The geometric mean values for the PD20 and DRS are given in Table 2, together with the values for FEVj immediately measured before challenge on each study day. Individual data are shown in Figures 1 and 2.
The acute administration of a single dose of sodium cromoglycate significantly reduced the sensitivity and reactivity to 4.5 percent saline aerosol in this group of patients with asthma. The magnitude of the reduction in sensitivity (PD20) and reactivity (DRS) after a single dose of sodium cromoglycate, 8-fold and 12.3-fold, respectively, was similar to that observed after 24 to 56 days of treatment with budesonide when there was a reduction in PD20 and DRS from control of 6-fold and 14-fold, respectively. There was a significant relationship (r = 0.88, p < 0.01) between the fold change in PD20 after a single dose of sodium cromoglycate (visit 1) and after 24 to 56 days of treatment with budesonide (visit 3). A further reduction in sensitivity (16-fold) and reactivity (42-fold) to 4.5 percent saline aerosol compared with control was observed when sodium cromoglycate was given during treatment with aerosol corticosteroids. The sensitivity and reactivity in the ten subjects studied after 11 weeks or more of treatment was unchanged compared with their first visit after the commencement of budesonide.
While all patients had a PD20 recorded on the control day (range 0.47 to 16.4 ml), 5 of the 11 patients had less than a 20 percent fall in FEVl after a single dose of sodium cromoglycate. After 36 ± 9 days of treatment with budesonide, 4 patients had less than a 6.1 percent fall, but 7 of the 11 patients remained responsive to 4.5 percent saline aerosol, although sensitivity was reduced. When the challenge was repeated after a single acute dose of sodium cromoglycate, five of these seven patients had no PD20 recorded, and in four the fall in FEVj was less than 6.1 percent. In the remaining two there was a 20 percent fall in FEVj after challenge with saline aerosol but the PD20 values had increased 8-fold in one patient from 1.7 to 13.6 ml and 7-fold in the other from 1.6 to 11.0 ml. The values observed for PD20 and DRS were significantly different (p < 0.018, p < 0.037, respectively) when the values for these seven patients were compared with visits 3 (budesonide) and 4 (budesonide and sodium cromoglycate). Four of these seven patients remained responsive to 4.5 percent saline aerosol even after 11 or more weeks of treatment with budesonide (Fig 1).

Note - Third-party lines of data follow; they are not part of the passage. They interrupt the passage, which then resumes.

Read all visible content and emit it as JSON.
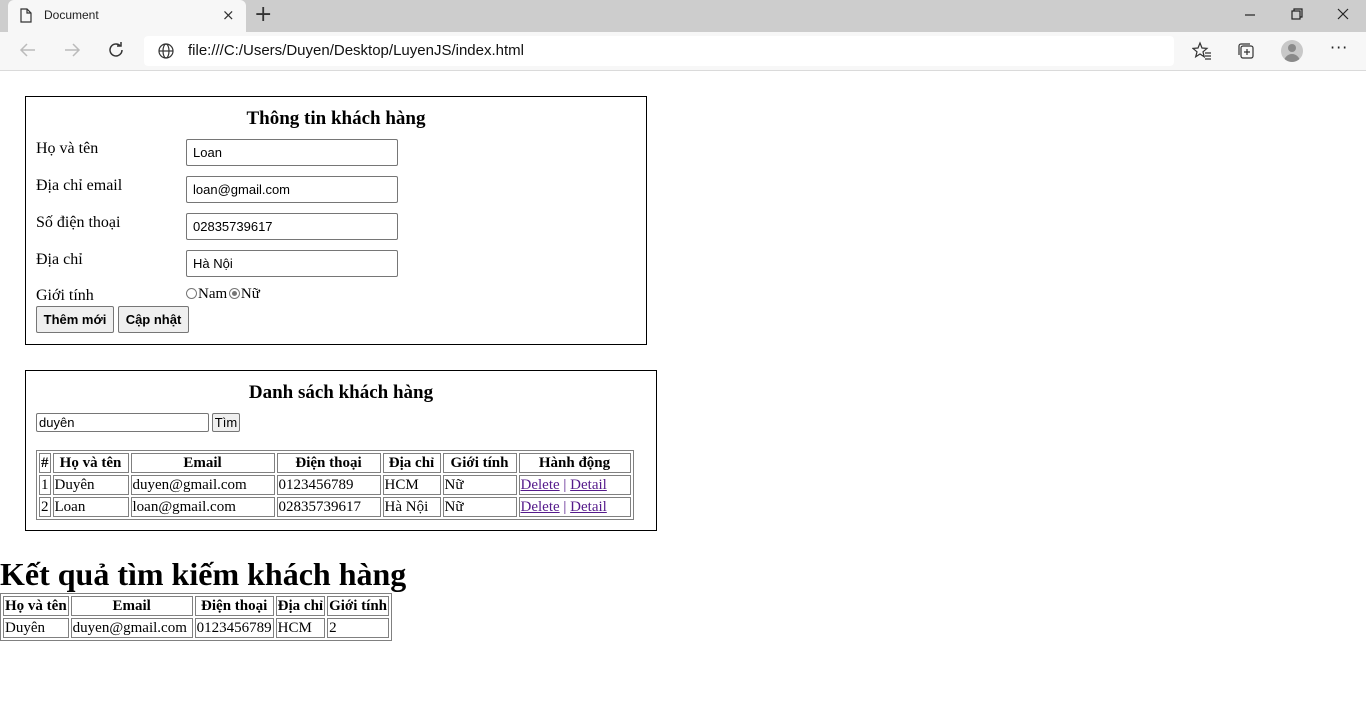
{
  "browser": {
    "tab_title": "Document",
    "tab_close": "×",
    "new_tab": "+",
    "url": "file:///C:/Users/Duyen/Desktop/LuyenJS/index.html",
    "icons": [
      "page-icon",
      "back-icon",
      "forward-icon",
      "refresh-icon",
      "globe-icon",
      "favorites-icon",
      "collections-icon",
      "profile-icon",
      "more-icon",
      "minimize-icon",
      "restore-icon",
      "close-icon"
    ]
  },
  "form": {
    "title": "Thông tin khách hàng",
    "name_label": "Họ và tên",
    "name_value": "Loan",
    "email_label": "Địa chỉ email",
    "email_value": "loan@gmail.com",
    "phone_label": "Số điện thoại",
    "phone_value": "02835739617",
    "address_label": "Địa chỉ",
    "address_value": "Hà Nội",
    "gender_label": "Giới tính",
    "gender_male": "Nam",
    "gender_female": "Nữ",
    "gender_selected": "Nữ",
    "add_button": "Thêm mới",
    "update_button": "Cập nhật"
  },
  "list": {
    "title": "Danh sách khách hàng",
    "search_value": "duyên",
    "search_button": "Tìm",
    "headers": [
      "#",
      "Họ và tên",
      "Email",
      "Điện thoại",
      "Địa chỉ",
      "Giới tính",
      "Hành động"
    ],
    "rows": [
      {
        "index": "1",
        "name": "Duyên",
        "email": "duyen@gmail.com",
        "phone": "0123456789",
        "address": "HCM",
        "gender": "Nữ",
        "delete": "Delete",
        "sep": "|",
        "detail": "Detail"
      },
      {
        "index": "2",
        "name": "Loan",
        "email": "loan@gmail.com",
        "phone": "02835739617",
        "address": "Hà Nội",
        "gender": "Nữ",
        "delete": "Delete",
        "sep": "|",
        "detail": "Detail"
      }
    ]
  },
  "results": {
    "title": "Kết quả tìm kiếm khách hàng",
    "headers": [
      "Họ và tên",
      "Email",
      "Điện thoại",
      "Địa chỉ",
      "Giới tính"
    ],
    "rows": [
      {
        "name": "Duyên",
        "email": "duyen@gmail.com",
        "phone": "0123456789",
        "address": "HCM",
        "gender": "2"
      }
    ]
  }
}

Nine patients in this study had values for FEV, greater than 78 percent predicted on the control day. While four individuals had big changes in FEV, (up to 33 percent predicted) after treatment with steroids, the values for FEV, for the group were not significantly different on the five test days. Changes in PD20 were not related simply to improvement in FEV, for the group. There was no significant relationship (r = -0.4) between the ratio of FEV, percent predicted after budesonide treatment visit 3 to FEV, percent predicted on the control day visit 1 and the ratio of the PD20 visit 3 to PD20 visit 1. For some patients, however, the FEV, and PD20 improved at the same time.

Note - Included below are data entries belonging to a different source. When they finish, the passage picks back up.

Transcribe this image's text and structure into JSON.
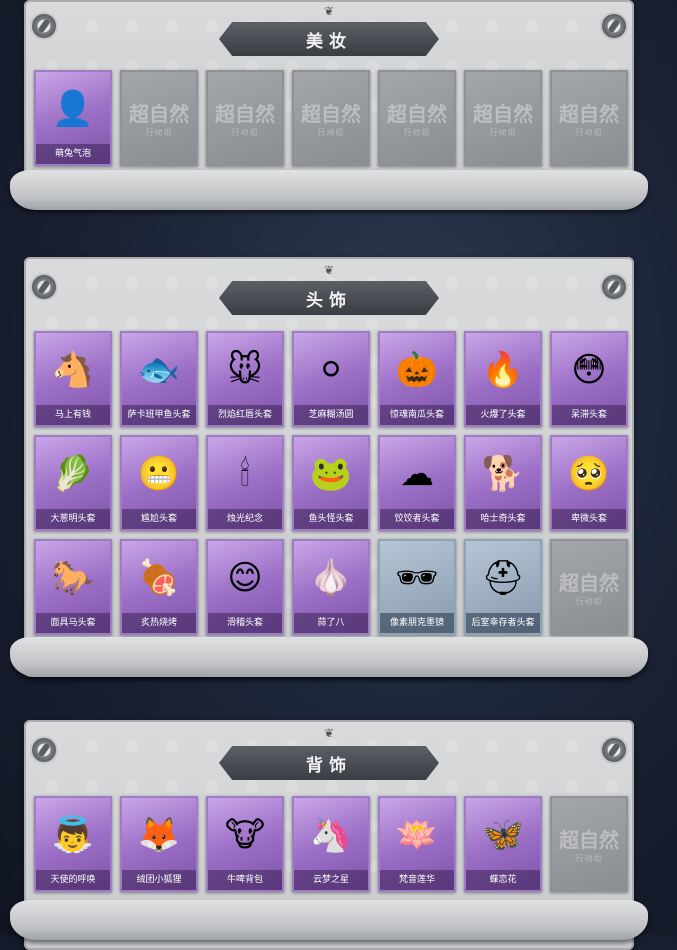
{
  "sections": [
    {
      "title": "美妆",
      "items": [
        {
          "label": "萌兔气泡",
          "icon": "bunny-bubble-icon",
          "glyph": "👤",
          "style": "purple"
        },
        {
          "label": "",
          "icon": "empty-slot-icon",
          "glyph": "",
          "style": "empty"
        },
        {
          "label": "",
          "icon": "empty-slot-icon",
          "glyph": "",
          "style": "empty"
        },
        {
          "label": "",
          "icon": "empty-slot-icon",
          "glyph": "",
          "style": "empty"
        },
        {
          "label": "",
          "icon": "empty-slot-icon",
          "glyph": "",
          "style": "empty"
        },
        {
          "label": "",
          "icon": "empty-slot-icon",
          "glyph": "",
          "style": "empty"
        },
        {
          "label": "",
          "icon": "empty-slot-icon",
          "glyph": "",
          "style": "empty"
        }
      ]
    },
    {
      "title": "头饰",
      "items": [
        {
          "label": "马上有钱",
          "icon": "red-horse-head-icon",
          "glyph": "🐴",
          "style": "purple"
        },
        {
          "label": "萨卡班甲鱼头套",
          "icon": "fish-head-icon",
          "glyph": "🐟",
          "style": "purple"
        },
        {
          "label": "烈焰红唇头套",
          "icon": "pikachu-lips-icon",
          "glyph": "🐭",
          "style": "purple"
        },
        {
          "label": "芝麻糊汤圆",
          "icon": "dumpling-head-icon",
          "glyph": "⚪",
          "style": "purple"
        },
        {
          "label": "惊魂南瓜头套",
          "icon": "pumpkin-head-icon",
          "glyph": "🎃",
          "style": "purple"
        },
        {
          "label": "火爆了头套",
          "icon": "fire-head-icon",
          "glyph": "🔥",
          "style": "purple"
        },
        {
          "label": "呆滞头套",
          "icon": "dazed-emoji-icon",
          "glyph": "😳",
          "style": "purple"
        },
        {
          "label": "大葱明头套",
          "icon": "scallion-head-icon",
          "glyph": "🥬",
          "style": "purple"
        },
        {
          "label": "尴尬头套",
          "icon": "grimace-emoji-icon",
          "glyph": "😬",
          "style": "purple"
        },
        {
          "label": "烛光纪念",
          "icon": "candle-head-icon",
          "glyph": "🕯",
          "style": "purple"
        },
        {
          "label": "鱼头怪头套",
          "icon": "fish-monster-icon",
          "glyph": "🐸",
          "style": "purple"
        },
        {
          "label": "饺饺者头套",
          "icon": "cloud-dumpling-icon",
          "glyph": "☁",
          "style": "purple"
        },
        {
          "label": "哈士奇头套",
          "icon": "husky-head-icon",
          "glyph": "🐕",
          "style": "purple"
        },
        {
          "label": "卑微头套",
          "icon": "pleading-emoji-icon",
          "glyph": "🥺",
          "style": "purple"
        },
        {
          "label": "面具马头套",
          "icon": "horse-mask-icon",
          "glyph": "🐎",
          "style": "purple"
        },
        {
          "label": "炙热烧烤",
          "icon": "grilled-meat-icon",
          "glyph": "🍖",
          "style": "purple"
        },
        {
          "label": "滑稽头套",
          "icon": "silly-emoji-icon",
          "glyph": "😊",
          "style": "purple"
        },
        {
          "label": "蒜了八",
          "icon": "garlic-head-icon",
          "glyph": "🧄",
          "style": "purple"
        },
        {
          "label": "像素朋克墨镜",
          "icon": "pixel-sunglasses-icon",
          "glyph": "🕶",
          "style": "blue"
        },
        {
          "label": "后室幸存者头套",
          "icon": "gas-mask-icon",
          "glyph": "⛑",
          "style": "blue"
        },
        {
          "label": "",
          "icon": "empty-slot-icon",
          "glyph": "",
          "style": "empty"
        }
      ]
    },
    {
      "title": "背饰",
      "items": [
        {
          "label": "天使的呼唤",
          "icon": "angel-doll-icon",
          "glyph": "👼",
          "style": "purple"
        },
        {
          "label": "绒团小狐狸",
          "icon": "fox-plush-icon",
          "glyph": "🦊",
          "style": "purple"
        },
        {
          "label": "牛啤背包",
          "icon": "cow-barrel-icon",
          "glyph": "🐮",
          "style": "purple"
        },
        {
          "label": "云梦之星",
          "icon": "unicorn-star-icon",
          "glyph": "🦄",
          "style": "purple"
        },
        {
          "label": "梵音莲华",
          "icon": "lotus-doll-icon",
          "glyph": "🪷",
          "style": "purple"
        },
        {
          "label": "蝶恋花",
          "icon": "butterfly-flower-icon",
          "glyph": "🦋",
          "style": "purple"
        },
        {
          "label": "",
          "icon": "empty-slot-icon",
          "glyph": "",
          "style": "empty"
        }
      ]
    }
  ],
  "watermark": {
    "main": "超自然",
    "sub": "行动组"
  }
}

Table 2 — Mean ± SD for FEVJ Measured Before Challenge
|Control||SCG||Budesonide, 3-8 wk||SCG + Budesonide, 3-8 wk||Budesonide >11 wk|

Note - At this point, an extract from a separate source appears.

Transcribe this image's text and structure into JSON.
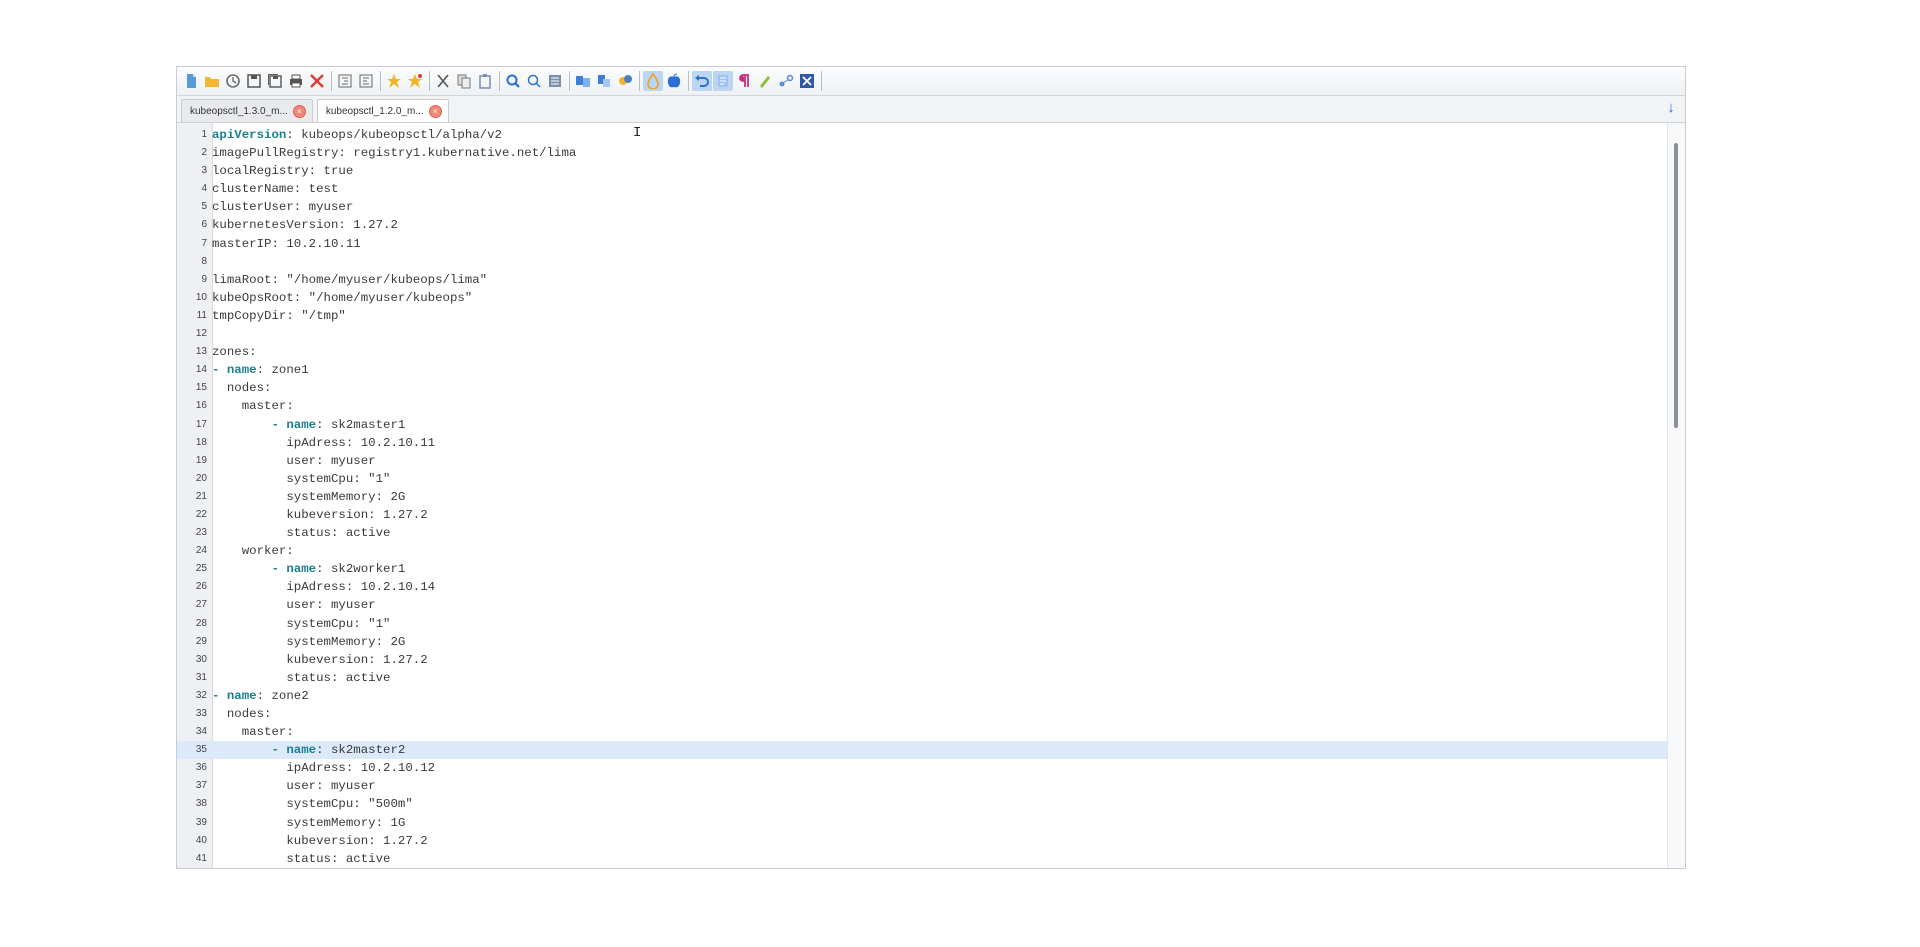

Figure 1. The FEV, expressed as a % pred, the DRS and dose of 4.5% saline aerosol required to induce a 20% fall in FEV, in the 11 subjects on the five test days (control: SCG = sodium cromoglycate, budes = budesonide 1,000 Hg/d).
Figure 2. Relationship between the fall in FEVp expressed as a percentage of the prechallenge value (%FalI), and the cumulative dose of 4.5% saline aerosol delivered to the inspiratory port of the two-wav valve.